**WORK ORDER**:
Return the entries in their entirety, precisely as given.

──────────────────────────────

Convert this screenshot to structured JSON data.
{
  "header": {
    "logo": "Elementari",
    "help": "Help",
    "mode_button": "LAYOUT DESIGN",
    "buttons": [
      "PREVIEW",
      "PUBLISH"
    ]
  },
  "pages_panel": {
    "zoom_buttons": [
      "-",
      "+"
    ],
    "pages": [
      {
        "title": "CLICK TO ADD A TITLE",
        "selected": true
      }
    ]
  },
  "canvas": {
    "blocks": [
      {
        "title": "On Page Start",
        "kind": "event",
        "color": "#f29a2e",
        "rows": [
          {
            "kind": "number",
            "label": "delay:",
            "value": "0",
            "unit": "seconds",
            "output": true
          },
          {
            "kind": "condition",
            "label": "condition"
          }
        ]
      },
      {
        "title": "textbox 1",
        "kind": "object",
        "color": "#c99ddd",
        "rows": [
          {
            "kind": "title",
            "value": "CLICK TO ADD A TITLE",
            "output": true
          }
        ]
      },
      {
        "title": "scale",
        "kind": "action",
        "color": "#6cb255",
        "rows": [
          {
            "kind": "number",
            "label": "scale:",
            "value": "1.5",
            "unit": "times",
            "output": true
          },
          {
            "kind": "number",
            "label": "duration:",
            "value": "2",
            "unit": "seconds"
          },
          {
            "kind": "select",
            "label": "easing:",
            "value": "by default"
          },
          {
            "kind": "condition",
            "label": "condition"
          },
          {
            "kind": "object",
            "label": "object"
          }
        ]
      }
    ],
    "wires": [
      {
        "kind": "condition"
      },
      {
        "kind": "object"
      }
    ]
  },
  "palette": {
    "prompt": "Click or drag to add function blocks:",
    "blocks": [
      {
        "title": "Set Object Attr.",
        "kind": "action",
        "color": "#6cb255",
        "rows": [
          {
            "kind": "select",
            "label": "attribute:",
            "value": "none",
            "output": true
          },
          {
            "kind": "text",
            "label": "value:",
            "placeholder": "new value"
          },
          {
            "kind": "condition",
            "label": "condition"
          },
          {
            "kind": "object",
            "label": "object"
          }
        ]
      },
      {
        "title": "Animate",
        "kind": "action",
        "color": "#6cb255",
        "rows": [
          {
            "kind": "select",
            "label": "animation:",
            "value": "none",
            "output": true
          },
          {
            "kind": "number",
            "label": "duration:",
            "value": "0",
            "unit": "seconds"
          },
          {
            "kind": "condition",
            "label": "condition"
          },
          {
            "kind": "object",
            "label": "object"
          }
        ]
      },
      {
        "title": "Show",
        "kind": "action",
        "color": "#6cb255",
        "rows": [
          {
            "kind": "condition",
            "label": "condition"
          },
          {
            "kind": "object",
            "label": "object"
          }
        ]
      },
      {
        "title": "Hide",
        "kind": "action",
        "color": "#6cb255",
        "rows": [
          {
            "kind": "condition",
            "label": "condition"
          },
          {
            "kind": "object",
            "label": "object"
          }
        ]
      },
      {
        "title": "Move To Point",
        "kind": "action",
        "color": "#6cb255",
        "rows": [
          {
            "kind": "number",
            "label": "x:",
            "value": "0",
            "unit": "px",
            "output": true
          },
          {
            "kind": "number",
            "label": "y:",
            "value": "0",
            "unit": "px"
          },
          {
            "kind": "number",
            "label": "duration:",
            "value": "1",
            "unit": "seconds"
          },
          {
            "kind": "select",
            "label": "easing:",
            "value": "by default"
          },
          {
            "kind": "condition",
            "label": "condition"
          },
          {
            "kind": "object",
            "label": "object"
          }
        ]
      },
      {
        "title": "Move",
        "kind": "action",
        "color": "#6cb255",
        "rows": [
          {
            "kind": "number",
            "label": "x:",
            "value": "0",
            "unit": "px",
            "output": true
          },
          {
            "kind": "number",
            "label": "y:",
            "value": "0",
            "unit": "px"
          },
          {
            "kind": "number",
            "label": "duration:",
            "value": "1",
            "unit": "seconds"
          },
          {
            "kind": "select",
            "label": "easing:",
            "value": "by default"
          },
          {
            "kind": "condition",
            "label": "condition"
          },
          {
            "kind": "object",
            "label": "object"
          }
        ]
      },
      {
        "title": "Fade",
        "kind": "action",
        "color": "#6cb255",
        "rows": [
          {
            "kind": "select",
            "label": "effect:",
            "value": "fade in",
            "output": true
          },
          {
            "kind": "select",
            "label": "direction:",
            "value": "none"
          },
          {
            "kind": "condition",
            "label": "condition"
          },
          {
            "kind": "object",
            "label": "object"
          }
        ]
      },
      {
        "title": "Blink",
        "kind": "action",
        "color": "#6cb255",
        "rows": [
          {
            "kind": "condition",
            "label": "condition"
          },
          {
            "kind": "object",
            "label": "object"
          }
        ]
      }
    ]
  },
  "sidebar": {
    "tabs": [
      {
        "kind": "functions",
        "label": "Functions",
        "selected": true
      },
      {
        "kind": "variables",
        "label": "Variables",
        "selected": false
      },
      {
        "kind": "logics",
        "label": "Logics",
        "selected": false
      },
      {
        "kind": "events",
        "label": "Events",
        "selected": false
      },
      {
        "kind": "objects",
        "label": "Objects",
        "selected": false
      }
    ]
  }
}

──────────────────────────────

**OUTPUT OF THE TASK**:
Convert this screenshot to structured JSON data.
{
  "header": {
    "logo": "Elementari",
    "help": "Help",
    "mode_button": "LAYOUT DESIGN",
    "buttons": [
      "PREVIEW",
      "PUBLISH"
    ]
  },
  "pages_panel": {
    "zoom_buttons": [
      "-",
      "+"
    ],
    "pages": [
      {
        "title": "CLICK TO ADD A TITLE",
        "selected": true
      }
    ]
  },
  "canvas": {
    "blocks": [
      {
        "title": "On Page Start",
        "kind": "event",
        "color": "#f29a2e",
        "rows": [
          {
            "kind": "number",
            "label": "delay:",
            "value": "0",
            "unit": "seconds",
            "output": true
          },
          {
            "kind": "condition",
            "label": "condition"
          }
        ]
      },
      {
        "title": "textbox 1",
        "kind": "object",
        "color": "#c99ddd",
        "rows": [
          {
            "kind": "title",
            "value": "CLICK TO ADD A TITLE",
            "output": true
          }
        ]
      },
      {
        "title": "scale",
        "kind": "action",
        "color": "#6cb255",
        "rows": [
          {
            "kind": "number",
            "label": "scale:",
            "value": "1.5",
            "unit": "times",
            "output": true
          },
          {
            "kind": "number",
            "label": "duration:",
            "value": "2",
            "unit": "seconds"
          },
          {
            "kind": "select",
            "label": "easing:",
            "value": "by default"
          },
          {
            "kind": "condition",
            "label": "condition"
          },
          {
            "kind": "object",
            "label": "object"
          }
        ]
      }
    ],
    "wires": [
      {
        "kind": "condition"
      },
      {
        "kind": "object"
      }
    ]
  },
  "palette": {
    "prompt": "Click or drag to add function blocks:",
    "blocks": [
      {
        "title": "Set Object Attr.",
        "kind": "action",
        "color": "#6cb255",
        "rows": [
          {
            "kind": "select",
            "label": "attribute:",
            "value": "none",
            "output": true
          },
          {
            "kind": "text",
            "label": "value:",
            "placeholder": "new value"
          },
          {
            "kind": "condition",
            "label": "condition"
          },
          {
            "kind": "object",
            "label": "object"
          }
        ]
      },
      {
        "title": "Animate",
        "kind": "action",
        "color": "#6cb255",
        "rows": [
          {
            "kind": "select",
            "label": "animation:",
            "value": "none",
            "output": true
          },
          {
            "kind": "number",
            "label": "duration:",
            "value": "0",
            "unit": "seconds"
          },
          {
            "kind": "condition",
            "label": "condition"
          },
          {
            "kind": "object",
            "label": "object"
          }
        ]
      },
      {
        "title": "Show",
        "kind": "action",
        "color": "#6cb255",
        "rows": [
          {
            "kind": "condition",
            "label": "condition"
          },
          {
            "kind": "object",
            "label": "object"
          }
        ]
      },
      {
        "title": "Hide",
        "kind": "action",
        "color": "#6cb255",
        "rows": [
          {
            "kind": "condition",
            "label": "condition"
          },
          {
            "kind": "object",
            "label": "object"
          }
        ]
      },
      {
        "title": "Move To Point",
        "kind": "action",
        "color": "#6cb255",
        "rows": [
          {
            "kind": "number",
            "label": "x:",
            "value": "0",
            "unit": "px",
            "output": true
          },
          {
            "kind": "number",
            "label": "y:",
            "value": "0",
            "unit": "px"
          },
          {
            "kind": "number",
            "label": "duration:",
            "value": "1",
            "unit": "seconds"
          },
          {
            "kind": "select",
            "label": "easing:",
            "value": "by default"
          },
          {
            "kind": "condition",
            "label": "condition"
          },
          {
            "kind": "object",
            "label": "object"
          }
        ]
      },
      {
        "title": "Move",
        "kind": "action",
        "color": "#6cb255",
        "rows": [
          {
            "kind": "number",
            "label": "x:",
            "value": "0",
            "unit": "px",
            "output": true
          },
          {
            "kind": "number",
            "label": "y:",
            "value": "0",
            "unit": "px"
          },
          {
            "kind": "number",
            "label": "duration:",
            "value": "1",
            "unit": "seconds"
          },
          {
            "kind": "select",
            "label": "easing:",
            "value": "by default"
          },
          {
            "kind": "condition",
            "label": "condition"
          },
          {
            "kind": "object",
            "label": "object"
          }
        ]
      },
      {
        "title": "Fade",
        "kind": "action",
        "color": "#6cb255",
        "rows": [
          {
            "kind": "select",
            "label": "effect:",
            "value": "fade in",
            "output": true
          },
          {
            "kind": "select",
            "label": "direction:",
            "value": "none"
          },
          {
            "kind": "condition",
            "label": "condition"
          },
          {
            "kind": "object",
            "label": "object"
          }
        ]
      },
      {
        "title": "Blink",
        "kind": "action",
        "color": "#6cb255",
        "rows": [
          {
            "kind": "condition",
            "label": "condition"
          },
          {
            "kind": "object",
            "label": "object"
          }
        ]
      }
    ]
  },
  "sidebar": {
    "tabs": [
      {
        "kind": "functions",
        "label": "Functions",
        "selected": true
      },
      {
        "kind": "variables",
        "label": "Variables",
        "selected": false
      },
      {
        "kind": "logics",
        "label": "Logics",
        "selected": false
      },
      {
        "kind": "events",
        "label": "Events",
        "selected": false
      },
      {
        "kind": "objects",
        "label": "Objects",
        "selected": false
      }
    ]
  }
}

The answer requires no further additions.